'When my dad was 15, he met my mother Margaret Romeo, and they had me in 1984 and married in 1985 at 16 years old. They went on to have Michelle in 1985, John in 1987 and Anthony in 1989.
'We all had a very good childhood and we had everything we ever wanted. Our family wasn't perfect but we had love and stability. Our mum and dad didn't go out, they didn't drink, and everything they did was for us four children.
'In 1998, my mum and dad decided we were moving to Lowestoft as my mum's family lived there.
'We would all go there for summer holidays and we all loved it there. Little did we know it was going to destroy our family unit.
'My dad started running a local pub and things started going downhill. He started drinking more often and my mum was devastated to find out he was having an affair with a younger lady she knew.
'My mum waited unitl my dad was asleep and she made us four kids pack as many clothes in our bags as we could and we all left and got on a train back to Glasgow.
'She never stopped us kids from seeing him as he was a good dad and would never hurt us, so we were all back and forth between our mum's and my dad's.
'His new partner fell pregnant with twins in 2000..
'My dad started losing weight and acting differently. We knew he was taking drugs but he got off it with help and on methadone.
'In 2005 our mother committed suicide and our lives were torn apart. We needed our dad more than ever but he was back on drugs and more than before.

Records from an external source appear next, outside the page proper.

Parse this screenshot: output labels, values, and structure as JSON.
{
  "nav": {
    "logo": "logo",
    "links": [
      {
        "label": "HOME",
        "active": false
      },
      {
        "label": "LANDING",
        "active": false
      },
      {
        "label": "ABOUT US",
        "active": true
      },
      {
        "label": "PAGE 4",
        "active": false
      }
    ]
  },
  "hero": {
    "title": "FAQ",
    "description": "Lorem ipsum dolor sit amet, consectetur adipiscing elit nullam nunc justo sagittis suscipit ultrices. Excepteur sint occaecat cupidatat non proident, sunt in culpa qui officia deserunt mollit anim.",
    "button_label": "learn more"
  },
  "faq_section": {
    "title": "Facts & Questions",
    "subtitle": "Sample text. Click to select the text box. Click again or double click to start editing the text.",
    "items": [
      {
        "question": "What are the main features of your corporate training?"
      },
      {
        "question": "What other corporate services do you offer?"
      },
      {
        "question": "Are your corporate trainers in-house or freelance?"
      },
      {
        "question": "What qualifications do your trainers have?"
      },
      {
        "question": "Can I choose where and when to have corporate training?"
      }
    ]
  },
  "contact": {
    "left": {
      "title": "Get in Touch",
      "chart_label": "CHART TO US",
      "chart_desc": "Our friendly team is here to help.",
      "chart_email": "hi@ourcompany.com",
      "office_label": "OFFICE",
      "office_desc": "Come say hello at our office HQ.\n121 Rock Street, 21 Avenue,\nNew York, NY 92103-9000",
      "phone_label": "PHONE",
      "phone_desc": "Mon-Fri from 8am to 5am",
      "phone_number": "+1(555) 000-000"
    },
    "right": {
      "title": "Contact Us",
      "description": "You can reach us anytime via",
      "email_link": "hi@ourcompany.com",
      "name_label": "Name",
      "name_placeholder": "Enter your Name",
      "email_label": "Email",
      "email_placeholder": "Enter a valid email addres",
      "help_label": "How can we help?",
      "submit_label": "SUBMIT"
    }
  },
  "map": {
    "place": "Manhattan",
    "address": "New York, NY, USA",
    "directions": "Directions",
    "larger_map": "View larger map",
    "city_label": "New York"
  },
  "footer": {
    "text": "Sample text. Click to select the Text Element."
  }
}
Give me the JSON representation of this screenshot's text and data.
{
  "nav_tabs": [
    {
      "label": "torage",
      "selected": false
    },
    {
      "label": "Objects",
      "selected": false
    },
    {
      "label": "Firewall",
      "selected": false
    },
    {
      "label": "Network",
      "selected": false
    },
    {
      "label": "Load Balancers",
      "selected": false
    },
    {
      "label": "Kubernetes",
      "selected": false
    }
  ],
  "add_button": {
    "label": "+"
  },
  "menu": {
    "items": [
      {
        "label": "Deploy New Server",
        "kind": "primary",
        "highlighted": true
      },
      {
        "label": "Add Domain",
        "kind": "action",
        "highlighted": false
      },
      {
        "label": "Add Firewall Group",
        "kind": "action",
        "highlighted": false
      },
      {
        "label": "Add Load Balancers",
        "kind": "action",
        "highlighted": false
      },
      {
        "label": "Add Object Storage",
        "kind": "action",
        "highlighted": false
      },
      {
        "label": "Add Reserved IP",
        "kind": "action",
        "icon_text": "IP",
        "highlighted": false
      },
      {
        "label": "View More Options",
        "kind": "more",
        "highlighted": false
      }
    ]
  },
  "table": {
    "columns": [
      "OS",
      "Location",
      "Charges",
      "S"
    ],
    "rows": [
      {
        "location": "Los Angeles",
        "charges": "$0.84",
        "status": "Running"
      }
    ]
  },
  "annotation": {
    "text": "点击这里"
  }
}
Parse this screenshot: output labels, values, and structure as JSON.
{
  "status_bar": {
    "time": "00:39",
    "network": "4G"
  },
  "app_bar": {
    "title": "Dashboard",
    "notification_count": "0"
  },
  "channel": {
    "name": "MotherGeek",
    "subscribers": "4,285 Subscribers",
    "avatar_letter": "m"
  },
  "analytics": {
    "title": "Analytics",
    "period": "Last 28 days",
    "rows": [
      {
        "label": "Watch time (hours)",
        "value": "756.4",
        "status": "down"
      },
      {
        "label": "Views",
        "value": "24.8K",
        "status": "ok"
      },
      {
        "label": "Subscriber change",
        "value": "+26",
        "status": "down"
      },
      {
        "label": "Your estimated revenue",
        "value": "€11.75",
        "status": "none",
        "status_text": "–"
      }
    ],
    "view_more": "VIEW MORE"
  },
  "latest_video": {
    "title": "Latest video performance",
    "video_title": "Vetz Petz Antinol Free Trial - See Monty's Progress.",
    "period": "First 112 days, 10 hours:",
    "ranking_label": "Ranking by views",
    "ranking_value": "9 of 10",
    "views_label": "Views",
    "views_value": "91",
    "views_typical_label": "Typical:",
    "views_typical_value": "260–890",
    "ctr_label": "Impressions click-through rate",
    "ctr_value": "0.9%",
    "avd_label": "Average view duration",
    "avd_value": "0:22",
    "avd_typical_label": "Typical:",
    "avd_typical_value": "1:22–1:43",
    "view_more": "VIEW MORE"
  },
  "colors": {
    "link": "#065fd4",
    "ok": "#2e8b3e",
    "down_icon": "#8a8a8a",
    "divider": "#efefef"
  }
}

'His family in Glasgow knew he was doing it to block everything out because he was riddled with guilt and believed he was responsible for my mother's death.
'My mum and dad were soulmates and they couldn't be together and I believe that is what killed them both.
'My dad did get back off drugs and went on to have two more kids, but the last two years of my dad's life was hell.
'His partner left him and took his four kids away and he wasn't allowed to contact them. He loved them kids as we all do.
'Dad ended up homeless.
'Myself, Michelle and John tried everything to help him. We put him in private rehab but that failed, so we paid for private let houses that failed.
'We were up and down from Glasgow to Lowestoft anytime he needed us. My dad chose the wrong path at the end. He had mental health problems but just because he took drugs and like to drink didn't mean we didn't love him.
'We all hated what he was doing to himself but we knew the real John was troubled but we loved him all the same.
'Drugs were not always part of his life. He was in his late 30s before he tried them.
'We as a family don't blame anyone for our dad's death.
'We would like to thank everyone involved on September 21, especially the ambulance crew who attended and hospital staff for everything they did trying to save our dad.
'All we want now is to have some closure to deal with his death.'
Mr Parsley said: 'There is no evidence whatsoever he meant his life to end.'
• Previous coverage of this inquest reported Mr Riley had four children instead of eight. We apologise for the error.